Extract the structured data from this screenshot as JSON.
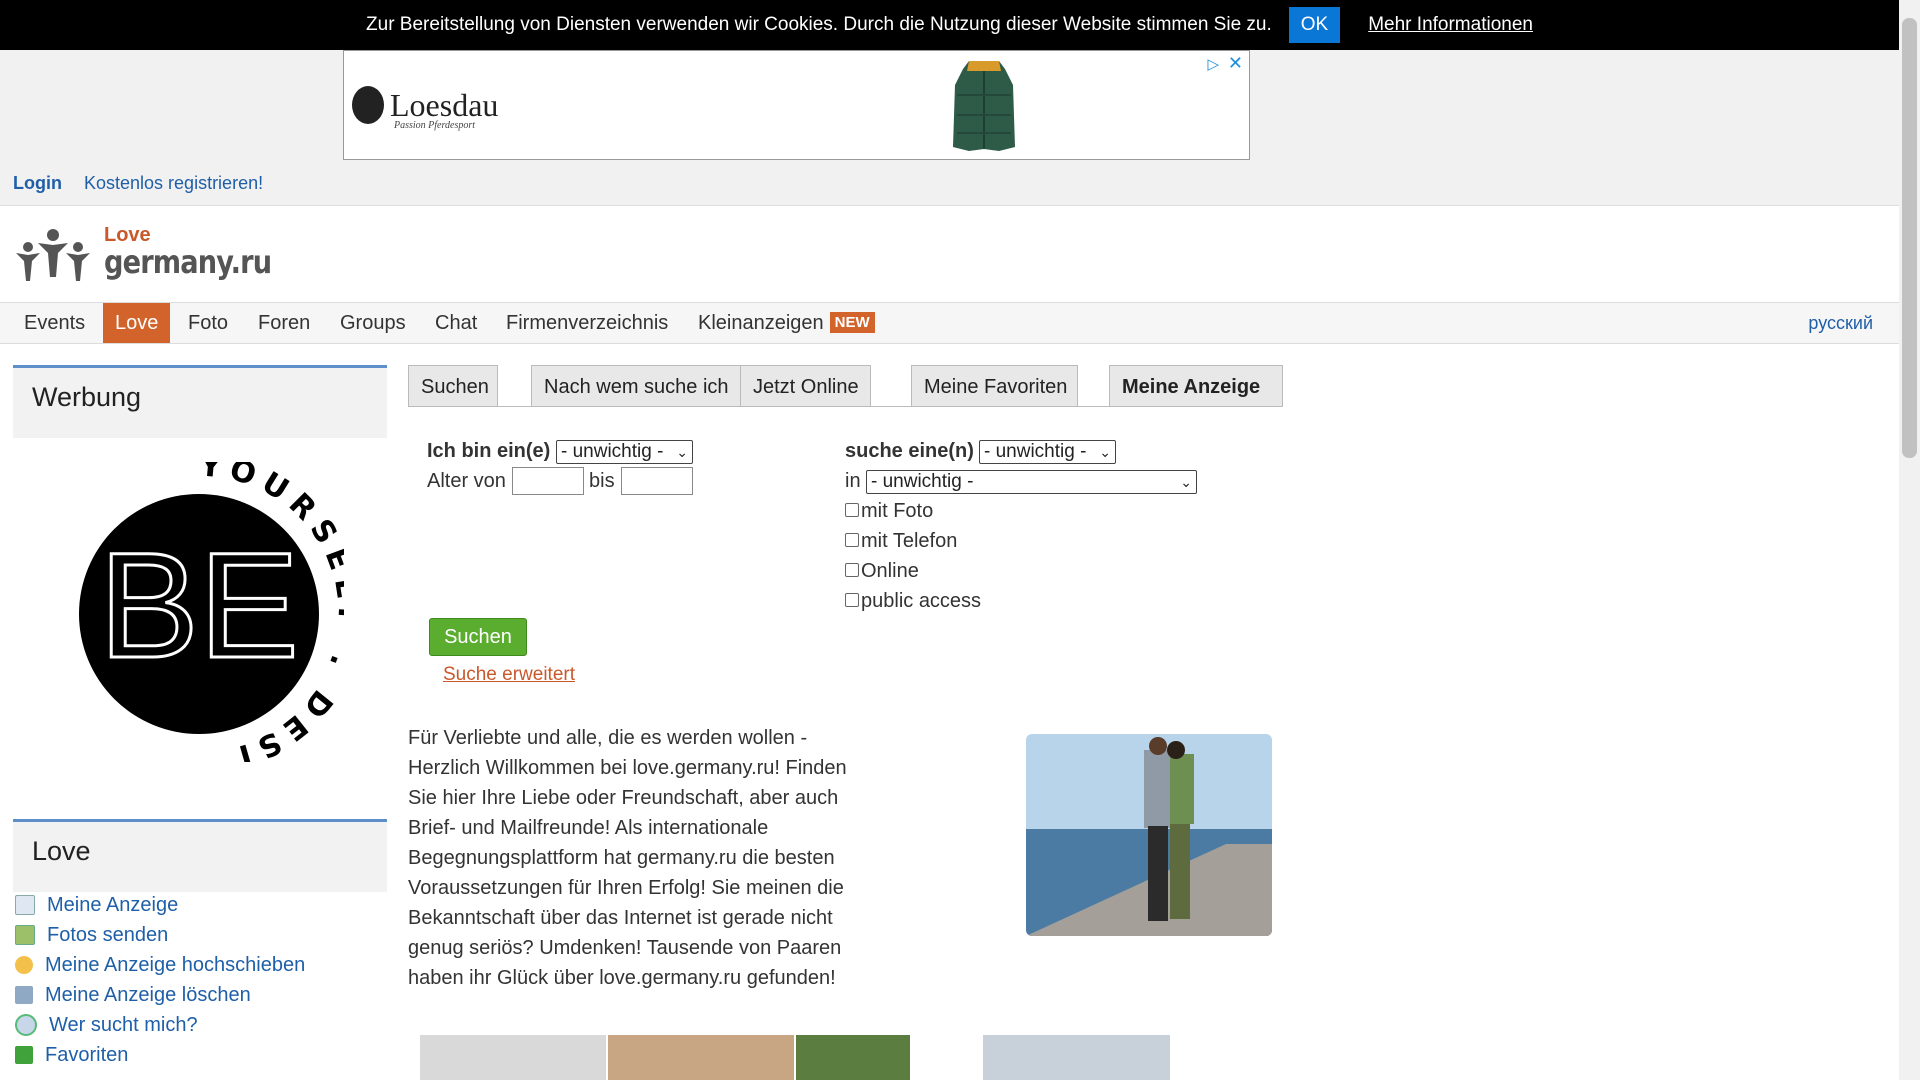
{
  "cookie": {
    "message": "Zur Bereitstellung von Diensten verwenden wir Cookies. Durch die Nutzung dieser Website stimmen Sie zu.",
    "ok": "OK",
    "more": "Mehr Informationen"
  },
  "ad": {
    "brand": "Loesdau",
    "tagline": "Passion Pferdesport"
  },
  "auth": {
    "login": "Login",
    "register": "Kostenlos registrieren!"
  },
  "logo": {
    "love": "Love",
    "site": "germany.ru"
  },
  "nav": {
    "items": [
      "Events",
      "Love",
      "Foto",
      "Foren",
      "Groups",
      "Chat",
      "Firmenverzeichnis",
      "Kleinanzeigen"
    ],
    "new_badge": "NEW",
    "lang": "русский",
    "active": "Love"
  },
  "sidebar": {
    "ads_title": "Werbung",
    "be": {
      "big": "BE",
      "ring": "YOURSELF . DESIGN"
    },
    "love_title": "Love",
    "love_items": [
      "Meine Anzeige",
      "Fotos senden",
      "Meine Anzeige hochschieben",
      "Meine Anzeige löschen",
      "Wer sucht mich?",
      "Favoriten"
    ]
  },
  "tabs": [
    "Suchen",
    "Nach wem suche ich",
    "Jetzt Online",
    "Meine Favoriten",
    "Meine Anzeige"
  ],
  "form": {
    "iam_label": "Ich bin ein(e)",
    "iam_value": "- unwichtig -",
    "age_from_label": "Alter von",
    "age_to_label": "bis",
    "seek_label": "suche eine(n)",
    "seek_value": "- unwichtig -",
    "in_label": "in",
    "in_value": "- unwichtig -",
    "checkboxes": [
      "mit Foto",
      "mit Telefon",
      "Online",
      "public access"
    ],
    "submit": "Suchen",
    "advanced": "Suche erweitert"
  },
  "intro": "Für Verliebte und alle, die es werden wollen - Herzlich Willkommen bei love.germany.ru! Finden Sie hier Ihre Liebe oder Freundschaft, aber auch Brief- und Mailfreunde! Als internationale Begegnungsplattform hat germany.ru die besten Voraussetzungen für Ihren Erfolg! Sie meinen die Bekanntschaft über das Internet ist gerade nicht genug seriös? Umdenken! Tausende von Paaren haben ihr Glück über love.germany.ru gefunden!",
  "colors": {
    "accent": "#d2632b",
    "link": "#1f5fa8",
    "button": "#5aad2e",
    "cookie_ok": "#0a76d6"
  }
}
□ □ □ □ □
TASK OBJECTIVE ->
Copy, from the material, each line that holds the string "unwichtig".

FINISHED TASK ->
    "iam_value": "- unwichtig -",
    "seek_value": "- unwichtig -",
    "in_value": "- unwichtig -",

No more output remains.